Thomas supposed that he had wanted to grow up and change the world. That way, people would respect him. They would finally value him as their equal.
We will value you, the testers insinuated, backed up by millions of distant voyeurs. You won’t have to be alone ever again.
The realization struck him with the force of an earthquake. He had sought kinship—equality, belonging—without being fully aware of it. He had chased after life, like a bee ignoring pollen-laden flowers to chase after a colorful shirt, when what he’d really wanted was to be embraced by people who knew his worth. Life had been his obsession because he’d had nothing else to live for.
Ah. The distant audience burbled along with the testers. We understand.
And they did. Thomas could feel their sincerity.
He ran a trembling hand over his chest, thinking even as he did so that such an emotive sign was unnecessary . . . and marveling at the aftershock realization that he was no longer the boy in his memories.
He had never belonged on Earth. Deep inside, he had always known that. Holding a pencil proved more difficult for him than any exam. Vocal communication had always felt slow and clumsy to him, because he was designed for a faster speed of communication.
Yes, the Torth chorused. We know.

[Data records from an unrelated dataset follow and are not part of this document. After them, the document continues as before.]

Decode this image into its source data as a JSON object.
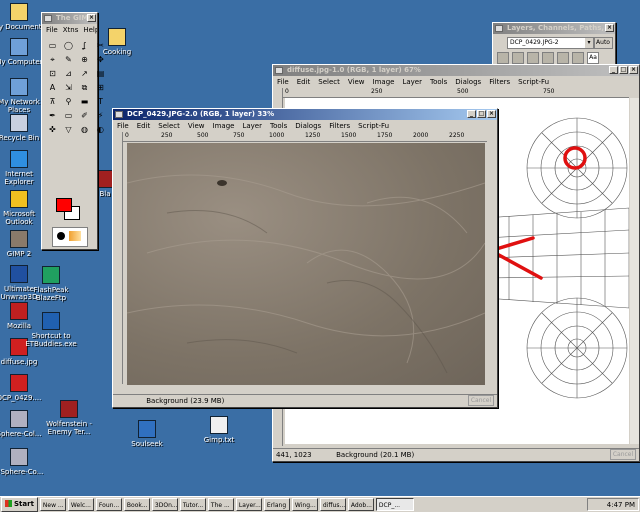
{
  "desktop": {
    "icons": [
      {
        "label": "My Documents",
        "color": "#f4d36a"
      },
      {
        "label": "My Computer",
        "color": "#6fa0d8"
      },
      {
        "label": "My Network Places",
        "color": "#6fa0d8"
      },
      {
        "label": "Recycle Bin",
        "color": "#c8d0e0"
      },
      {
        "label": "Internet Explorer",
        "color": "#2f8fe0"
      },
      {
        "label": "Microsoft Outlook",
        "color": "#f0c020"
      },
      {
        "label": "GIMP 2",
        "color": "#8a7a6a"
      },
      {
        "label": "Ultimate Unwrap3D",
        "color": "#2050a0"
      },
      {
        "label": "Mozilla",
        "color": "#c02020"
      },
      {
        "label": "diffuse.jpg",
        "color": "#d02020"
      },
      {
        "label": "DCP_0429....",
        "color": "#d02020"
      },
      {
        "label": "Sphere-Col...",
        "color": "#b0b0c0"
      },
      {
        "label": "#Sphere-Co...",
        "color": "#b0b0c0"
      },
      {
        "label": "Cooking",
        "color": "#f4d36a"
      },
      {
        "label": "FlashPeak BlazeFtp",
        "color": "#20a060"
      },
      {
        "label": "Shortcut to ETBuddies.exe",
        "color": "#2060b0"
      },
      {
        "label": "Wolfenstein - Enemy Ter...",
        "color": "#a02020"
      },
      {
        "label": "Soulseek",
        "color": "#3070c0"
      },
      {
        "label": "Gimp.txt",
        "color": "#f0f0f0"
      },
      {
        "label": "Bla",
        "color": "#a02020"
      }
    ]
  },
  "toolbox": {
    "title": "The GIMP",
    "menu": [
      "File",
      "Xtns",
      "Help"
    ],
    "tools": [
      "▭",
      "◯",
      "ʆ",
      "✂",
      "⌖",
      "✎",
      "⊕",
      "✥",
      "⊡",
      "⊿",
      "↗",
      "▤",
      "A",
      "⇲",
      "⧉",
      "⊞",
      "⊼",
      "⚲",
      "▬",
      "T",
      "✒",
      "▭",
      "✐",
      "⚡",
      "✜",
      "▽",
      "◍",
      "◐"
    ]
  },
  "layers_dialog": {
    "title": "Layers, Channels, Paths, Undo",
    "image_select": "DCP_0429.JPG-2",
    "auto_label": "Auto"
  },
  "diffuse_window": {
    "title": "diffuse.jpg-1.0 (RGB, 1 layer) 67%",
    "menu": [
      "File",
      "Edit",
      "Select",
      "View",
      "Image",
      "Layer",
      "Tools",
      "Dialogs",
      "Filters",
      "Script-Fu"
    ],
    "ruler_labels": [
      "0",
      "250",
      "500",
      "750"
    ],
    "status_coords": "441, 1023",
    "status_text": "Background (20.1 MB)",
    "cancel_label": "Cancel"
  },
  "photo_window": {
    "title": "DCP_0429.JPG-2.0 (RGB, 1 layer) 33%",
    "menu": [
      "File",
      "Edit",
      "Select",
      "View",
      "Image",
      "Layer",
      "Tools",
      "Dialogs",
      "Filters",
      "Script-Fu"
    ],
    "ruler_labels": [
      "0",
      "250",
      "500",
      "750",
      "1000",
      "1250",
      "1500",
      "1750",
      "2000",
      "2250"
    ],
    "status_text": "Background (23.9 MB)",
    "cancel_label": "Cancel"
  },
  "taskbar": {
    "start_label": "Start",
    "tasks": [
      "New ...",
      "Welc...",
      "Foun...",
      "Book...",
      "3DOn...",
      "Tutor...",
      "The ...",
      "Layer...",
      "Erlang",
      "Wing...",
      "diffus...",
      "Adob...",
      "DCP_..."
    ],
    "clock": "4:47 PM"
  }
}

They decided to accept him, and their acceptance overlapped gloriously, like fireworks. One of Us.
He’s one of Us.
Us Us US.